Some members of Iris’ extended family have also rejected her identity and refuse to call her Iris or use she/her pronouns.

“I don’t understand why someone would hate people just because they identify different than their gender assigned at birth or love people of different genders,” Iris said. “It’s like, there are two people and one of them has ice cream and the other one is going to get some ice cream and the first one says I don’t want you to have ice cream.”

However, most of Iris’ family have taken the lead from the attitudes of acceptance modeled by her mother and brother.

Finding compassion at Children’s

Iris says: “People often tell me I will never really be a woman because of my genitalia, but gender isn’t based solely on physical traits.”

Seattle Children’s has always been a safe space for Iris and a tremendous source of support for her family.

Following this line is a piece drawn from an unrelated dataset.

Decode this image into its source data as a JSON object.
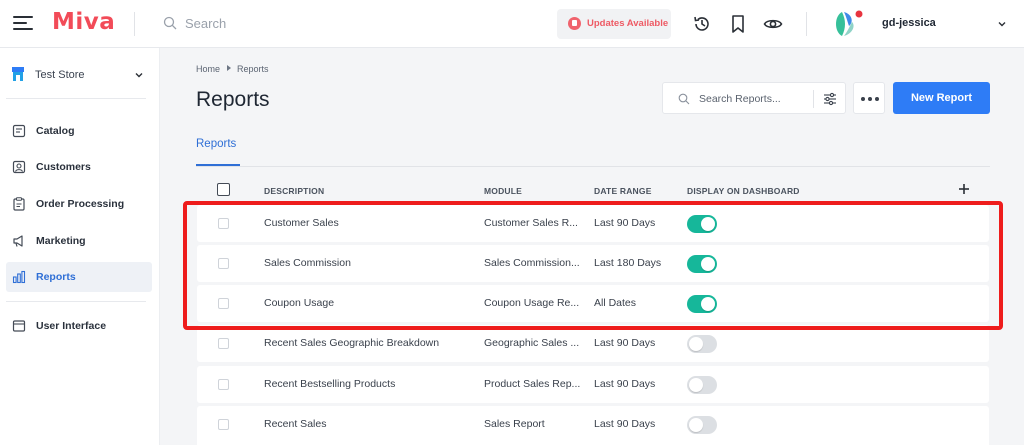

“Seattle Children’s intention as an organization has always been to serve patients and families in very affirming ways,” Lisa said.

Seattle Children’s Gender Clinic has helped guide Iris on her gender transition, especially since she started hormone therapy. “I have more feminine characteristics and feel more confident now,” Iris says. “I actually think I look cute.”

Iris found a therapist through the clinic who understands the medical and emotional implications of her gender transition as well as her cancer history.

That’s characteristic of the clinic, Lisa says, dealing with unique individuals and the families they come from.

“They are committed to meeting each kid and family where they are,” Lisa said. “Iris’ therapist understands the indignities she dealt with as a cancer survivor and how gently she needs to work with her. I feel so fortunate that they totally get her. It has been a real gift.”

Resources:

  • Seattle Children’s Gender Clinic: Seattle Children’s Gender Clinic cares for children, adolescents and young adults whose gender identity is different from their sex at birth and/or who do not identify with traditional definitions of male or female.
  • Lambert House: A community center for lesbian, gay, bisexual, transgender, and questioning youth in the greater Seattle area. Online programs and resources are available.
  • Ingersoll Gender Center: An organization that has been building community, connecting folks to resources and advocating for our communities in the Puget Sound region for over four decades. Now offering COVID-19 Response Programs.
  • The Trevor Project: A national 24-hour, toll free confidential suicide hotline for LGBTQ youth. Safe, confidential lifeline for LGBTQ young people.
  • Supporting Mental Wellness and Family Life During COVID-19: Comprehensive website to help support families’ mental wellness and assist in adding structure and learning to their day. More resources are being added as they are developed.